Technological innovation, and therefore technology itself, can be understood as the interaction between individuals. Because fighting climate change is the largest technological project in history, we must have platforms to ensure human connectivity and interaction in order to promote thinking in terms of technology cooperation instead of technology transfer. If the stringency on IPR continues, and if it is true that patents have both intentional and unintentional defensive functions that block collaboration, diffusion, and innovation, then they may inadvertently impede efficient deployment of clean energy technologies. Strong intellectual property rights are detrimental to innovation because many companies no longer patent with the primary goal of technological breakthrough but instead with individual preferences to monopolize the market. This may hinder the advancement of enabling technologies and slow deployment of scalable energy technologies, leaving the entire earth worse off. Ultimately, from an individual and firm perspective, the evidence displays that cooperation is undesirable. Thus, an international body on renewable energy technology that represents the interest of advancing the technological project as a whole may become necessary. Further research into the inherent tension between Intellectual Property Rights and innovation is crucial in order to develop a comprehensive, forward-looking framework on climate change policy in the 21st century. Ultimately, we all have the right to viable life on earth.

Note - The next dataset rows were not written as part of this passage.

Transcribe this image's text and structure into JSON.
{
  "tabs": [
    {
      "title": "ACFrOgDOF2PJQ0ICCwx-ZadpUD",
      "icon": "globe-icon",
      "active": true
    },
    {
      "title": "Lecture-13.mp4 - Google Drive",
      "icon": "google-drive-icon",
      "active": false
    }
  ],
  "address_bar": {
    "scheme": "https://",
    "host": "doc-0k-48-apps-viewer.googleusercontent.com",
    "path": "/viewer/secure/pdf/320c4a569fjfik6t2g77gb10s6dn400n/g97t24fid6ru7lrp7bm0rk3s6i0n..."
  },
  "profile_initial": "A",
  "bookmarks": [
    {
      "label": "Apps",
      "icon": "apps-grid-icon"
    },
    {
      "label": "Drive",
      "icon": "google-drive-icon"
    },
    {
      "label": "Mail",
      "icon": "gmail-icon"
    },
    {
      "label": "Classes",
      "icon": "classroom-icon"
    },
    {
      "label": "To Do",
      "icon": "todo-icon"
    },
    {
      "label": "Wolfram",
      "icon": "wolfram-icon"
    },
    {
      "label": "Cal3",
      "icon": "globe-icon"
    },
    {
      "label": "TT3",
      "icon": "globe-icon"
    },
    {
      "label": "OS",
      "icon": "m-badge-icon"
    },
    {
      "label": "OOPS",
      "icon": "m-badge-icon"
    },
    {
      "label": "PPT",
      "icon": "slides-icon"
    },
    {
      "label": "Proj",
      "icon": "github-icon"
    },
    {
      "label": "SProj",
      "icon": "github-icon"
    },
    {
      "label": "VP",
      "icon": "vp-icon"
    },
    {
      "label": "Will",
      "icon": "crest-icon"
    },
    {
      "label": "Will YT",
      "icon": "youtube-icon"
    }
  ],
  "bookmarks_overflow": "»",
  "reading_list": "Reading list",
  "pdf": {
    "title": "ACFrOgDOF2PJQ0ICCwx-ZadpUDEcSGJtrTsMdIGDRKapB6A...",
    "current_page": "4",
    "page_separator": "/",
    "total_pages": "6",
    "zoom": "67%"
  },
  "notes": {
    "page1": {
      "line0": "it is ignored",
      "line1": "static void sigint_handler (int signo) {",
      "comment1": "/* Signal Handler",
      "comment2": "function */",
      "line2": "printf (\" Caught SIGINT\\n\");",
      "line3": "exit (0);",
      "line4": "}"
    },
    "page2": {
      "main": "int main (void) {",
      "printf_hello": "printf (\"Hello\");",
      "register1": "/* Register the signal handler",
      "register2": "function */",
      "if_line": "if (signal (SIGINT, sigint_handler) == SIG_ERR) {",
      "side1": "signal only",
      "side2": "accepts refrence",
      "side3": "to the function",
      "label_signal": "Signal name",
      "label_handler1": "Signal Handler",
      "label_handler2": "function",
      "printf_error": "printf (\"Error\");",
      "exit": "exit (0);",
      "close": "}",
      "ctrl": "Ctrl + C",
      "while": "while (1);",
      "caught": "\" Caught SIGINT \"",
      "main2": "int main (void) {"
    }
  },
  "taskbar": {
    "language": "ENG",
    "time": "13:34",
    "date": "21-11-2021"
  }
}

 Green Et Al. “Challenges to a Climate Stabilizing Energy Future.” Energy Policy 35, (2007): 621.
 Sovacool, Ben. “Placing A Glove on the Invisible Hand: How Intellectual Property Rights May Impede Innovation In Energy Research and Development (R&D).” Albany Law Journal of Science and Technology 18, (2009): 420-21.
 Heller, and Eisenberg. “Can Patents Deter Innovation? The Anti-Commons in Bio-Medical Research.” Science Vol. 280 Issue 5364, (1998): 698.
 Ibid, 699-70.
 Sovacool, “Placing A Glove on the Invisible Hand,” 420-21.
 Sovacool, “Placing A Glove on the Invisible Hand,” 422.
 Brown Et Al. “Patents in Energy and Climate Change Mitigation Technologies.” Oak Ridge National Laboratory (2008): 69-71.
 Brown, “Patents in Energy and Climate Change Mitigation Technologies,” 75.